■ **Available records**:

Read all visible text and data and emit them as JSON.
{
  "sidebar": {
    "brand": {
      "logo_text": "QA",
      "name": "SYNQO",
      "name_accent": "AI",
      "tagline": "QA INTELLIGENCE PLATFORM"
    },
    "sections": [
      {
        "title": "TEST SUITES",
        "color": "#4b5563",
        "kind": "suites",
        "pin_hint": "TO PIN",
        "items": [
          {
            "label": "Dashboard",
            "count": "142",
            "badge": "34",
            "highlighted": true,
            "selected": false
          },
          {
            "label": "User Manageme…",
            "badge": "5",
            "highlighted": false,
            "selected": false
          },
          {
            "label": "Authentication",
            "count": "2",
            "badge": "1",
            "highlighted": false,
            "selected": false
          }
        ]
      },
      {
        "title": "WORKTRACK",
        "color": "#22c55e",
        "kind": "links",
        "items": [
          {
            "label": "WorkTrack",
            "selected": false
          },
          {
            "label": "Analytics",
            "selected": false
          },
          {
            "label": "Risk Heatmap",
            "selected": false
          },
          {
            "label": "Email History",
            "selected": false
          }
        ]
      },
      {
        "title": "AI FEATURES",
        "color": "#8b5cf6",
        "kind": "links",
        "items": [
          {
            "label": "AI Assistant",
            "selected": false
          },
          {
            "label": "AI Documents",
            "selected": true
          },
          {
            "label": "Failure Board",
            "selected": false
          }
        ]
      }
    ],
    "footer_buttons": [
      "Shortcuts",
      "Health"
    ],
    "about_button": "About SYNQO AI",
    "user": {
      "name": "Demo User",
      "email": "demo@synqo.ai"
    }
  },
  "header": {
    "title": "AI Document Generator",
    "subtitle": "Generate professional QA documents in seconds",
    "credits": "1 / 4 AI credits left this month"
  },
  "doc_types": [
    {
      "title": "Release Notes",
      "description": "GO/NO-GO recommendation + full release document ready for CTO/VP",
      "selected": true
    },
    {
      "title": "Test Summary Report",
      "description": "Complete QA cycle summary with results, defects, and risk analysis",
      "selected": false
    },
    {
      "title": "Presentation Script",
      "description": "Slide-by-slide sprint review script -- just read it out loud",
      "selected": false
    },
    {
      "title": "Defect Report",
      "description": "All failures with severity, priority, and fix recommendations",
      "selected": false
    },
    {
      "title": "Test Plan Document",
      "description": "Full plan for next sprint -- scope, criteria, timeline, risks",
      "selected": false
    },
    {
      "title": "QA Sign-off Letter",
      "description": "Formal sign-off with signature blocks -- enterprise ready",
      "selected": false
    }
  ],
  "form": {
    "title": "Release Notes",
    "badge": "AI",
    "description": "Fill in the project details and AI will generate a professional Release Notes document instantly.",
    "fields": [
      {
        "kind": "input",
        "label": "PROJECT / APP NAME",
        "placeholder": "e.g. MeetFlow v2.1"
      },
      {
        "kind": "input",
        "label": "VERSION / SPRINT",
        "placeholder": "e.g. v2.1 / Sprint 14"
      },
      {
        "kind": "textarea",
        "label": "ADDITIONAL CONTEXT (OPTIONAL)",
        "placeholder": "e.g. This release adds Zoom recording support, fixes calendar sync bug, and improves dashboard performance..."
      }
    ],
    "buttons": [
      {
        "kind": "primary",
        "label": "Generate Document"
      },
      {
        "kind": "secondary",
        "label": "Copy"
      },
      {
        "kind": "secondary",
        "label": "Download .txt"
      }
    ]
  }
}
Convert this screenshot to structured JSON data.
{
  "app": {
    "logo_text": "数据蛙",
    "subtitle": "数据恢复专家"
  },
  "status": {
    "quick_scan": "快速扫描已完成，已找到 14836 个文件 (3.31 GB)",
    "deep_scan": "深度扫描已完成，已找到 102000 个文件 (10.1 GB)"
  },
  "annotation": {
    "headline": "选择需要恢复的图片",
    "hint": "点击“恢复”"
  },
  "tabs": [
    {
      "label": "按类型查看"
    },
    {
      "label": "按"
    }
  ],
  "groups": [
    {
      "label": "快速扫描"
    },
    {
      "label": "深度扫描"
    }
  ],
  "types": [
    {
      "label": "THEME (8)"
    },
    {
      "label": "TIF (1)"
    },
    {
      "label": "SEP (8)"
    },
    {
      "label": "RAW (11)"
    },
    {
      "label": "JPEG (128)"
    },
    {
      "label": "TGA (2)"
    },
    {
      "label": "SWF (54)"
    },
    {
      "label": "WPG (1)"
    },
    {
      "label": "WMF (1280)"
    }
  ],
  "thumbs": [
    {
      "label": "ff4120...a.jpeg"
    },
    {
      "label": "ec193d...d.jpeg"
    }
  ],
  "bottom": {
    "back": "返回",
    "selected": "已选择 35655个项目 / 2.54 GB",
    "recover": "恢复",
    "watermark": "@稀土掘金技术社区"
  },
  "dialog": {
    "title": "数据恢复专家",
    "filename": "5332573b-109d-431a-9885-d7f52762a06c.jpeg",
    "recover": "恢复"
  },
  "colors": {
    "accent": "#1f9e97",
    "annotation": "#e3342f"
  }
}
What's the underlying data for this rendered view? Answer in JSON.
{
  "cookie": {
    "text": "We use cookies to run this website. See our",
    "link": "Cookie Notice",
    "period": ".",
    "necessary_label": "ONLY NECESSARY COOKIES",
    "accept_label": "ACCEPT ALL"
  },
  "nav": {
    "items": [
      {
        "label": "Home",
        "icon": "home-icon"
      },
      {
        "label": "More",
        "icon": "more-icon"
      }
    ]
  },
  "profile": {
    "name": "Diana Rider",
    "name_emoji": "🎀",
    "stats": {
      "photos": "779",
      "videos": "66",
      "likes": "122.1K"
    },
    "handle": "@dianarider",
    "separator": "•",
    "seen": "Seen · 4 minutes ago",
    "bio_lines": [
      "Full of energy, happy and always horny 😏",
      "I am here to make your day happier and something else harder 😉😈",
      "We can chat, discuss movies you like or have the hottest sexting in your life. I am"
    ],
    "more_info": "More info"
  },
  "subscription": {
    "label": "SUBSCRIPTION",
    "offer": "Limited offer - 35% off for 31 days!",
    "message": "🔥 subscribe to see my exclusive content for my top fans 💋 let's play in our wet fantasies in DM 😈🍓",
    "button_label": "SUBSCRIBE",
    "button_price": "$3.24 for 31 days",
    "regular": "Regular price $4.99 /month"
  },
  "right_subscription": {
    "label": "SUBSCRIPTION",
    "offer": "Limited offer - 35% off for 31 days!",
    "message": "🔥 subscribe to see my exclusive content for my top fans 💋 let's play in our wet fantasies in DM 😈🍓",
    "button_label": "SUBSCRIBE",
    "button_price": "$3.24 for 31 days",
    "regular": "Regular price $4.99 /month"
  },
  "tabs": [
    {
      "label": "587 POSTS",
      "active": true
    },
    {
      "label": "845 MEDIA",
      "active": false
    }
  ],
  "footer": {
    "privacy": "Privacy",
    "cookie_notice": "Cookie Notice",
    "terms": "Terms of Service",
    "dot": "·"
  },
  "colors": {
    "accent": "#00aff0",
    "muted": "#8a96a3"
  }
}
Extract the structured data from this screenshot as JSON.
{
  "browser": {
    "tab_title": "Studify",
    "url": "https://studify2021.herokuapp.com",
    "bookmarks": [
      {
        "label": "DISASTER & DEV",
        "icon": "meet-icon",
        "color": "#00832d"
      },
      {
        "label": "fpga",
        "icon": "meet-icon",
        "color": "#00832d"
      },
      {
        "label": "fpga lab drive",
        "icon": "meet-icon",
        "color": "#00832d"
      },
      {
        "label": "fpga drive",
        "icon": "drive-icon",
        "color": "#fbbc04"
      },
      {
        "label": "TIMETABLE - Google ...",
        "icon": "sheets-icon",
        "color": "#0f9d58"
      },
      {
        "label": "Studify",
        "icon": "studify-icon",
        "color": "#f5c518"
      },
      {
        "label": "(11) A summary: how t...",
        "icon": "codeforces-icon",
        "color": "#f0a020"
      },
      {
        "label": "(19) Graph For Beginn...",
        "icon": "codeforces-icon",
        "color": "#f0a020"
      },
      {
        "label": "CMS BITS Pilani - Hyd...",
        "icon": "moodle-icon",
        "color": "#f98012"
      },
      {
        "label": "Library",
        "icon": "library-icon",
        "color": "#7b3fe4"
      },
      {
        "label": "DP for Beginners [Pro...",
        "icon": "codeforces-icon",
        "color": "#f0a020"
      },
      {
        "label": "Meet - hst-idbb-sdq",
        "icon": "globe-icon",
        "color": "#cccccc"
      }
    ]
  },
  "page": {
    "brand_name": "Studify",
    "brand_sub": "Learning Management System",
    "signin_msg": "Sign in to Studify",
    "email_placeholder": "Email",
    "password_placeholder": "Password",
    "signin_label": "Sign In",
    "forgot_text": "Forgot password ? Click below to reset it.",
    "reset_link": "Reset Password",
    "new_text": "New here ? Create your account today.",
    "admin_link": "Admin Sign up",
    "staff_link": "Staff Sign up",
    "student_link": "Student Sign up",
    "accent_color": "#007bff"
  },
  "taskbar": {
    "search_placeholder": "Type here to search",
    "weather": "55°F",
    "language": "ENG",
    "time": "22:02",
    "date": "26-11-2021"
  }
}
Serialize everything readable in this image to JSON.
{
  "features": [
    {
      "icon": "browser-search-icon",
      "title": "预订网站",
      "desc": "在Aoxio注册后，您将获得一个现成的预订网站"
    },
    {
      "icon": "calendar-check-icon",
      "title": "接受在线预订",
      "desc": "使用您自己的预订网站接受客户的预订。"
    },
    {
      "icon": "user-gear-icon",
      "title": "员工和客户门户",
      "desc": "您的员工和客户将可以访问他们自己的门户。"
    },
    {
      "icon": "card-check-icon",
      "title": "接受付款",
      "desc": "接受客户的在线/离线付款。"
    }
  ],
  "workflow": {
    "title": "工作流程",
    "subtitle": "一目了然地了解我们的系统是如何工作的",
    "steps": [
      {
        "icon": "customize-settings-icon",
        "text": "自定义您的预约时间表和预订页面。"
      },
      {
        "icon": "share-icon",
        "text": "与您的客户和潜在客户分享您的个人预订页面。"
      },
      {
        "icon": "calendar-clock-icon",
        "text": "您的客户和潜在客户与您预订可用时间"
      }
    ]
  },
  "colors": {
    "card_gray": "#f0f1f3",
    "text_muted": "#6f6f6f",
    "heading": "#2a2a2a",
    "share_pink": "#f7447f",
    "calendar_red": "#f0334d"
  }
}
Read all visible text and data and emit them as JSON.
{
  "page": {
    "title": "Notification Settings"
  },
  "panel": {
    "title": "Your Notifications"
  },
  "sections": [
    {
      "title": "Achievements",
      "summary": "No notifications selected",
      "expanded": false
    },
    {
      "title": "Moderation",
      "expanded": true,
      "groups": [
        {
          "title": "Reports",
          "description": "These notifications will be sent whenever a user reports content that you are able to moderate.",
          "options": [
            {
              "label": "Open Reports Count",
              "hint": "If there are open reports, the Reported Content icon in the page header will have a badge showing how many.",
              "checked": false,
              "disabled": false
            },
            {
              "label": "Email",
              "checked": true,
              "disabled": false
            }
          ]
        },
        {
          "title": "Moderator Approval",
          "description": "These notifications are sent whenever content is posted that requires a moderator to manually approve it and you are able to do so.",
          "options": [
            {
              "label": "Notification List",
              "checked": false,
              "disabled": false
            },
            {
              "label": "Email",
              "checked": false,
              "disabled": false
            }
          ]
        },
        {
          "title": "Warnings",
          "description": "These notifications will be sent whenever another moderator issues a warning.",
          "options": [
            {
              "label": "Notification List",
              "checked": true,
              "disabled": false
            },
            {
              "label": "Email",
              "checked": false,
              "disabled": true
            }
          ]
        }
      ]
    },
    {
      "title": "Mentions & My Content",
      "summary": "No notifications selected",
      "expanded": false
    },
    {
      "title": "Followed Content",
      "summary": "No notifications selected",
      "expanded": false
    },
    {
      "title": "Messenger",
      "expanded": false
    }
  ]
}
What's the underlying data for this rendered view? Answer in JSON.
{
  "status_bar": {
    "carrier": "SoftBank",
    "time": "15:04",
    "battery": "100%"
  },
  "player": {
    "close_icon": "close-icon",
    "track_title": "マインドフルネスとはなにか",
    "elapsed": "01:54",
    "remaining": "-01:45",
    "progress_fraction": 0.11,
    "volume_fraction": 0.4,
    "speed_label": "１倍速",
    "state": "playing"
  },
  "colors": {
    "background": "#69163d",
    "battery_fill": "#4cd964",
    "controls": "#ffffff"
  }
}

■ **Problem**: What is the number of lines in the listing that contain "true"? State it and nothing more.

■ **Final answer**: 8